→ INFORMATION:
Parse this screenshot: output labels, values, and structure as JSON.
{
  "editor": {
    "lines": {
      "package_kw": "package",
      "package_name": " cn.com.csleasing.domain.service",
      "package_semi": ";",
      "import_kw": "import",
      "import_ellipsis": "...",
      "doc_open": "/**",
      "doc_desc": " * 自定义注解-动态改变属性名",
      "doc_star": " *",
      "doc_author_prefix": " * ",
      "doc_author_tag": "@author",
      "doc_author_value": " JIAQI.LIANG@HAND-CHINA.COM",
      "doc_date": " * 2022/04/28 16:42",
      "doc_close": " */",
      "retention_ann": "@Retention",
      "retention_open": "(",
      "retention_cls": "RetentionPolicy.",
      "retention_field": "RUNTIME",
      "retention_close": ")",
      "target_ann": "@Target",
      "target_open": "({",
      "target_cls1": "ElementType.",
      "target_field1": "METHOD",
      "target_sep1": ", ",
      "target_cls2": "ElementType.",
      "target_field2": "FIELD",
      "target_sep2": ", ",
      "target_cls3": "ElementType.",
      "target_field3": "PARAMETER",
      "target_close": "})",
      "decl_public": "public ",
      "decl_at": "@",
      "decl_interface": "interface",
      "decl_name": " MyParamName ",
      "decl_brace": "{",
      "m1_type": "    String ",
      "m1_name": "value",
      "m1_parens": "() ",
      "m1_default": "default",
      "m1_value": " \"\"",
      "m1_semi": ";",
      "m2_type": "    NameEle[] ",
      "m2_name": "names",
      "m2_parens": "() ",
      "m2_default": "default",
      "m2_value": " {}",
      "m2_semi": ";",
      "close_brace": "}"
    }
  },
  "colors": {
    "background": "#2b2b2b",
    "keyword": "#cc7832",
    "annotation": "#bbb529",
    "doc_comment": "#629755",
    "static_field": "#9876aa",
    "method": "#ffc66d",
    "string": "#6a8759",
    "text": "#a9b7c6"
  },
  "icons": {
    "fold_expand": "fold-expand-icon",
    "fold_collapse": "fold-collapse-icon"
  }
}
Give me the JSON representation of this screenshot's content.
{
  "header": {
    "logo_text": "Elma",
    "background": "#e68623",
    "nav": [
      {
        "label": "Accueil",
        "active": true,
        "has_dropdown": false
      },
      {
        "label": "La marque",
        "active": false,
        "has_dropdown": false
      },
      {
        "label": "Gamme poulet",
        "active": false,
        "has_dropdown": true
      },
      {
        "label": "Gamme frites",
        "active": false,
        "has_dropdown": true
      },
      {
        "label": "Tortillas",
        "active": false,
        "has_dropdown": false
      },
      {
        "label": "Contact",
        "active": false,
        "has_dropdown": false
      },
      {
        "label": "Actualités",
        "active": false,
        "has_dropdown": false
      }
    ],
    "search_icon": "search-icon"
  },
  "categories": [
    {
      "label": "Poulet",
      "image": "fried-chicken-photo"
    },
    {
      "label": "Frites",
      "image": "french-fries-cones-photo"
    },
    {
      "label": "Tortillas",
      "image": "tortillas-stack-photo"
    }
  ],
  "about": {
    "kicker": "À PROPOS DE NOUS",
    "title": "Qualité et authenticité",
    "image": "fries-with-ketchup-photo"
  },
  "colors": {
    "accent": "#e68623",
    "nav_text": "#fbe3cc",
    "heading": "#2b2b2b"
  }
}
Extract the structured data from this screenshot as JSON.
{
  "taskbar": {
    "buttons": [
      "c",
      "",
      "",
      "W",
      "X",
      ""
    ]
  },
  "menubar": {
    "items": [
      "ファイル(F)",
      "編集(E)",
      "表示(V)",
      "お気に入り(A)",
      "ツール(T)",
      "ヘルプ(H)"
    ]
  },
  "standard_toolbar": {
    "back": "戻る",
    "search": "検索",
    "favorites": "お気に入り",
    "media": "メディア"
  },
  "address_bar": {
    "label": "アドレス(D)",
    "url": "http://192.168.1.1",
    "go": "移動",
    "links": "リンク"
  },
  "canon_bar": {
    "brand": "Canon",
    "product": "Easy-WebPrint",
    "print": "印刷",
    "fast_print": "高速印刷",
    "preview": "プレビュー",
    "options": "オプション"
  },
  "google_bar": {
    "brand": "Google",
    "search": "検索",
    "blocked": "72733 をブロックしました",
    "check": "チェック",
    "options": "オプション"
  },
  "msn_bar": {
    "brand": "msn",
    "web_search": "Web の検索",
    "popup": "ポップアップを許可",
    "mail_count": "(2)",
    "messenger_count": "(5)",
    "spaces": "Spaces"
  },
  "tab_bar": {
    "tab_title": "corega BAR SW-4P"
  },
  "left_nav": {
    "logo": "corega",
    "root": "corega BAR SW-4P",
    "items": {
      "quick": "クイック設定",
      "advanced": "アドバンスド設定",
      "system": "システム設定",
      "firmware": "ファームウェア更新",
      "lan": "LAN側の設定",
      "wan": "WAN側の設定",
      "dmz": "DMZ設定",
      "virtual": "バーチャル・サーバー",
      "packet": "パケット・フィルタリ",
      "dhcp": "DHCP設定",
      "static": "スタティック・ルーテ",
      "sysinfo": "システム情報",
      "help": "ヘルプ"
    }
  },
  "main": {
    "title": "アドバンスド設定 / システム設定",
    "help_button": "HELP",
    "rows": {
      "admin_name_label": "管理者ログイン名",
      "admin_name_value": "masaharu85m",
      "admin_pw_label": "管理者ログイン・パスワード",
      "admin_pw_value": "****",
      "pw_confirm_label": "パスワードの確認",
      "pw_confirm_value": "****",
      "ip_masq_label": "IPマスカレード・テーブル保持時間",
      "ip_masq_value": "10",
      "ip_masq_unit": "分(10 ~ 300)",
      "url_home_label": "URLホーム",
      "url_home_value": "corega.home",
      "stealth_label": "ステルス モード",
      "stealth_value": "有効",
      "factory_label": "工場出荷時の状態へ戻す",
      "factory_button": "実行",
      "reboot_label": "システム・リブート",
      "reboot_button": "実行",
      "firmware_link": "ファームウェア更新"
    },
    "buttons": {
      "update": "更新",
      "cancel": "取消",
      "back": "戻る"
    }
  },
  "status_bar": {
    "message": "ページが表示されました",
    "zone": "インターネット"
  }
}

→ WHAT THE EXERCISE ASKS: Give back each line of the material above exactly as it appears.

→ ANSWER FOR THIS EXERCISE:
Parse this screenshot: output labels, values, and structure as JSON.
{
  "editor": {
    "lines": {
      "package_kw": "package",
      "package_name": " cn.com.csleasing.domain.service",
      "package_semi": ";",
      "import_kw": "import",
      "import_ellipsis": "...",
      "doc_open": "/**",
      "doc_desc": " * 自定义注解-动态改变属性名",
      "doc_star": " *",
      "doc_author_prefix": " * ",
      "doc_author_tag": "@author",
      "doc_author_value": " JIAQI.LIANG@HAND-CHINA.COM",
      "doc_date": " * 2022/04/28 16:42",
      "doc_close": " */",
      "retention_ann": "@Retention",
      "retention_open": "(",
      "retention_cls": "RetentionPolicy.",
      "retention_field": "RUNTIME",
      "retention_close": ")",
      "target_ann": "@Target",
      "target_open": "({",
      "target_cls1": "ElementType.",
      "target_field1": "METHOD",
      "target_sep1": ", ",
      "target_cls2": "ElementType.",
      "target_field2": "FIELD",
      "target_sep2": ", ",
      "target_cls3": "ElementType.",
      "target_field3": "PARAMETER",
      "target_close": "})",
      "decl_public": "public ",
      "decl_at": "@",
      "decl_interface": "interface",
      "decl_name": " MyParamName ",
      "decl_brace": "{",
      "m1_type": "    String ",
      "m1_name": "value",
      "m1_parens": "() ",
      "m1_default": "default",
      "m1_value": " \"\"",
      "m1_semi": ";",
      "m2_type": "    NameEle[] ",
      "m2_name": "names",
      "m2_parens": "() ",
      "m2_default": "default",
      "m2_value": " {}",
      "m2_semi": ";",
      "close_brace": "}"
    }
  },
  "colors": {
    "background": "#2b2b2b",
    "keyword": "#cc7832",
    "annotation": "#bbb529",
    "doc_comment": "#629755",
    "static_field": "#9876aa",
    "method": "#ffc66d",
    "string": "#6a8759",
    "text": "#a9b7c6"
  },
  "icons": {
    "fold_expand": "fold-expand-icon",
    "fold_collapse": "fold-collapse-icon"
  }
}
Give me the JSON representation of this screenshot's content.
{
  "header": {
    "logo_text": "Elma",
    "background": "#e68623",
    "nav": [
      {
        "label": "Accueil",
        "active": true,
        "has_dropdown": false
      },
      {
        "label": "La marque",
        "active": false,
        "has_dropdown": false
      },
      {
        "label": "Gamme poulet",
        "active": false,
        "has_dropdown": true
      },
      {
        "label": "Gamme frites",
        "active": false,
        "has_dropdown": true
      },
      {
        "label": "Tortillas",
        "active": false,
        "has_dropdown": false
      },
      {
        "label": "Contact",
        "active": false,
        "has_dropdown": false
      },
      {
        "label": "Actualités",
        "active": false,
        "has_dropdown": false
      }
    ],
    "search_icon": "search-icon"
  },
  "categories": [
    {
      "label": "Poulet",
      "image": "fried-chicken-photo"
    },
    {
      "label": "Frites",
      "image": "french-fries-cones-photo"
    },
    {
      "label": "Tortillas",
      "image": "tortillas-stack-photo"
    }
  ],
  "about": {
    "kicker": "À PROPOS DE NOUS",
    "title": "Qualité et authenticité",
    "image": "fries-with-ketchup-photo"
  },
  "colors": {
    "accent": "#e68623",
    "nav_text": "#fbe3cc",
    "heading": "#2b2b2b"
  }
}
Extract the structured data from this screenshot as JSON.
{
  "taskbar": {
    "buttons": [
      "c",
      "",
      "",
      "W",
      "X",
      ""
    ]
  },
  "menubar": {
    "items": [
      "ファイル(F)",
      "編集(E)",
      "表示(V)",
      "お気に入り(A)",
      "ツール(T)",
      "ヘルプ(H)"
    ]
  },
  "standard_toolbar": {
    "back": "戻る",
    "search": "検索",
    "favorites": "お気に入り",
    "media": "メディア"
  },
  "address_bar": {
    "label": "アドレス(D)",
    "url": "http://192.168.1.1",
    "go": "移動",
    "links": "リンク"
  },
  "canon_bar": {
    "brand": "Canon",
    "product": "Easy-WebPrint",
    "print": "印刷",
    "fast_print": "高速印刷",
    "preview": "プレビュー",
    "options": "オプション"
  },
  "google_bar": {
    "brand": "Google",
    "search": "検索",
    "blocked": "72733 をブロックしました",
    "check": "チェック",
    "options": "オプション"
  },
  "msn_bar": {
    "brand": "msn",
    "web_search": "Web の検索",
    "popup": "ポップアップを許可",
    "mail_count": "(2)",
    "messenger_count": "(5)",
    "spaces": "Spaces"
  },
  "tab_bar": {
    "tab_title": "corega BAR SW-4P"
  },
  "left_nav": {
    "logo": "corega",
    "root": "corega BAR SW-4P",
    "items": {
      "quick": "クイック設定",
      "advanced": "アドバンスド設定",
      "system": "システム設定",
      "firmware": "ファームウェア更新",
      "lan": "LAN側の設定",
      "wan": "WAN側の設定",
      "dmz": "DMZ設定",
      "virtual": "バーチャル・サーバー",
      "packet": "パケット・フィルタリ",
      "dhcp": "DHCP設定",
      "static": "スタティック・ルーテ",
      "sysinfo": "システム情報",
      "help": "ヘルプ"
    }
  },
  "main": {
    "title": "アドバンスド設定 / システム設定",
    "help_button": "HELP",
    "rows": {
      "admin_name_label": "管理者ログイン名",
      "admin_name_value": "masaharu85m",
      "admin_pw_label": "管理者ログイン・パスワード",
      "admin_pw_value": "****",
      "pw_confirm_label": "パスワードの確認",
      "pw_confirm_value": "****",
      "ip_masq_label": "IPマスカレード・テーブル保持時間",
      "ip_masq_value": "10",
      "ip_masq_unit": "分(10 ~ 300)",
      "url_home_label": "URLホーム",
      "url_home_value": "corega.home",
      "stealth_label": "ステルス モード",
      "stealth_value": "有効",
      "factory_label": "工場出荷時の状態へ戻す",
      "factory_button": "実行",
      "reboot_label": "システム・リブート",
      "reboot_button": "実行",
      "firmware_link": "ファームウェア更新"
    },
    "buttons": {
      "update": "更新",
      "cancel": "取消",
      "back": "戻る"
    }
  },
  "status_bar": {
    "message": "ページが表示されました",
    "zone": "インターネット"
  }
}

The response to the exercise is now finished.